[Start of section]

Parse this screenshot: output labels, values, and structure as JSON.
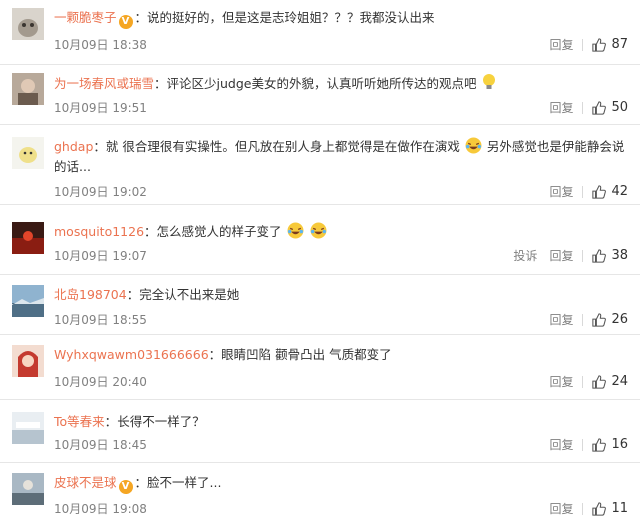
{
  "comments": [
    {
      "user": "一颗脆枣子",
      "vip": true,
      "sep": "：",
      "text": "说的挺好的，但是这是志玲姐姐？？？我都没认出来",
      "time": "10月09日 18:38",
      "reply": "回复",
      "likes": "87"
    },
    {
      "user": "为一场春风或瑞雪",
      "vip": false,
      "sep": "：",
      "text": "评论区少judge美女的外貌，认真听听她所传达的观点吧",
      "time": "10月09日 19:51",
      "reply": "回复",
      "likes": "50"
    },
    {
      "user": "ghdap",
      "vip": false,
      "sep": "：",
      "text_a": "就 很合理很有实操性。但凡放在别人身上都觉得是在做作在演戏",
      "text_b": "另外感觉也是伊能静会说的话...",
      "time": "10月09日 19:02",
      "reply": "回复",
      "likes": "42"
    },
    {
      "user": "mosquito1126",
      "vip": false,
      "sep": "：",
      "text": "怎么感觉人的样子变了",
      "time": "10月09日 19:07",
      "report": "投诉",
      "reply": "回复",
      "likes": "38"
    },
    {
      "user": "北岛198704",
      "vip": false,
      "sep": "：",
      "text": "完全认不出来是她",
      "time": "10月09日 18:55",
      "reply": "回复",
      "likes": "26"
    },
    {
      "user": "Wyhxqwawm031666666",
      "vip": false,
      "sep": "：",
      "text": "眼睛凹陷 颧骨凸出 气质都变了",
      "time": "10月09日 20:40",
      "reply": "回复",
      "likes": "24"
    },
    {
      "user": "To等春来",
      "vip": false,
      "sep": "：",
      "text": "长得不一样了？",
      "time": "10月09日 18:45",
      "reply": "回复",
      "likes": "16"
    },
    {
      "user": "皮球不是球",
      "vip": true,
      "sep": "：",
      "text": "脸不一样了...",
      "time": "10月09日 19:08",
      "reply": "回复",
      "likes": "11"
    }
  ],
  "colors": {
    "username": "#eb7350",
    "vip_badge": "#f5a623"
  },
  "icons": {
    "like": "thumbs-up-icon",
    "vip": "vip-badge-icon",
    "emoji_laugh": "laugh-cry-emoji-icon",
    "emoji_bulb": "lightbulb-emoji-icon"
  }
}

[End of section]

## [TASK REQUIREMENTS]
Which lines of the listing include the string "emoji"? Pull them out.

## [WRITTEN ANSWER]
    "emoji_laugh": "laugh-cry-emoji-icon",
    "emoji_bulb": "lightbulb-emoji-icon"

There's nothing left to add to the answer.